Saturday, November 12, 2016

CHERRY / LEEDIAN
“Blue Three and Blue Two”
C120 (Blue Tapes)
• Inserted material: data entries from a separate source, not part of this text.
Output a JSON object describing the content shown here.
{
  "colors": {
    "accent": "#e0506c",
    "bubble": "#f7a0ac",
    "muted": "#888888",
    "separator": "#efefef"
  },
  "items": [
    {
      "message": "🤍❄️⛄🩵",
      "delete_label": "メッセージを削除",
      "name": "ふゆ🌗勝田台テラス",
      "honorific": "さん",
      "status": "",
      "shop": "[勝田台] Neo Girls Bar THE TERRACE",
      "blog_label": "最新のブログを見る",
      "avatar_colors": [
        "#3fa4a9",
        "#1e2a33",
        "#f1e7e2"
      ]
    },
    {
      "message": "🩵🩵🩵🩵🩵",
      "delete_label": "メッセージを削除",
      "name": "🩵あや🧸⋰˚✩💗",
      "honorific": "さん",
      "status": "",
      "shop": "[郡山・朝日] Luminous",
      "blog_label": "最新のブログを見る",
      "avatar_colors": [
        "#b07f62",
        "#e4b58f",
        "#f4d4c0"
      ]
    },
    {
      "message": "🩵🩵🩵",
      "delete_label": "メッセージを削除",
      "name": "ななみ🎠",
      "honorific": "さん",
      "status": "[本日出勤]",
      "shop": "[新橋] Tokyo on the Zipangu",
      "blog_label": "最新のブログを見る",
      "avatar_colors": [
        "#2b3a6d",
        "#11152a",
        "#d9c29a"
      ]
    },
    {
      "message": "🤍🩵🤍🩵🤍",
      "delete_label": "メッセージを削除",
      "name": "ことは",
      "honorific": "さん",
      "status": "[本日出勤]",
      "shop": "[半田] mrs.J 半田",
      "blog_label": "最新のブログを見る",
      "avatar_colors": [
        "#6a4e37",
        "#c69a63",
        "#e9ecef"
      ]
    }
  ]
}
Imagine for a second if Sub Pop records decided to bundle Green River’s Dry as a Bone EP with Soundgarden’s Screaming Life in one handy physical release, a “celebration,” if you will, of those heady early days before all the coke and hookers. That would be a pretty savvy album, two grunge classics in one package. Maybe on cassette – sure, this is Cassette Gods, let’s put it on cassette. Or consider those excellent grocery-store-DVD-bin double features – Bad Boys and Bad Boys II on one disc! – were those even legal? Anyway, the point is, Blue Tapes pulls off one of these double dips, and it barely reeks of any sort of cash grab or marketing ploy. Why, you ask, can a label from Surbiton, south of London but within the cozy confines of the M25, get away with such brazen tactics? A few reasons: 1) Blue Three and Blue Two, the original releases, ain’t so easy to come by; 2) Blue Three and Blue Two, the combined new catalog entry, exists only in an edition of 100 – I’m pretty sure the fatcats on Madison Avenue aren’t exactly rubbing their paws together with glee at the prospect of investing in a product that will likely see its royalties paid out in small change; 3) Cherry and Leedian aren’t household names (at least outside of their native Japan), so of course it makes sense to push them back out to the public if you really believe in them.  And Blue Tapes clearly does, still, even though three years passed between the label’s launch and this collection’s re-release in the summer of 2015. And you music listeners out there, you lovers of experimental electronics, should get in on the (admittedly reset) ground floor on this one. These two digital (well, Cherry plays some guitar I guess) improvisers have recorded onto tape some incredibly exciting work here, Cherry with his long-form post-ambient/darkwave mood music and Leedian with a more glitched-out, chaotic set comprised of much shorter pieces. (Cherry opens the tape with the twenty-six-minute “1969,” while Leedian’s longest track clocks in at 3:30.) Blue Three and Blue Two is a marriage of likeminded weirdos who make total sense together, even though their output is decidedly different. It’s totally, 100 percent like if Nirvana’s Bleach and Beat Happening’s Dreamy got released together on the same catalog item, side A’s Bleach to B’s Dreamy. Or nothing like that at all.  





--Ryan Masteller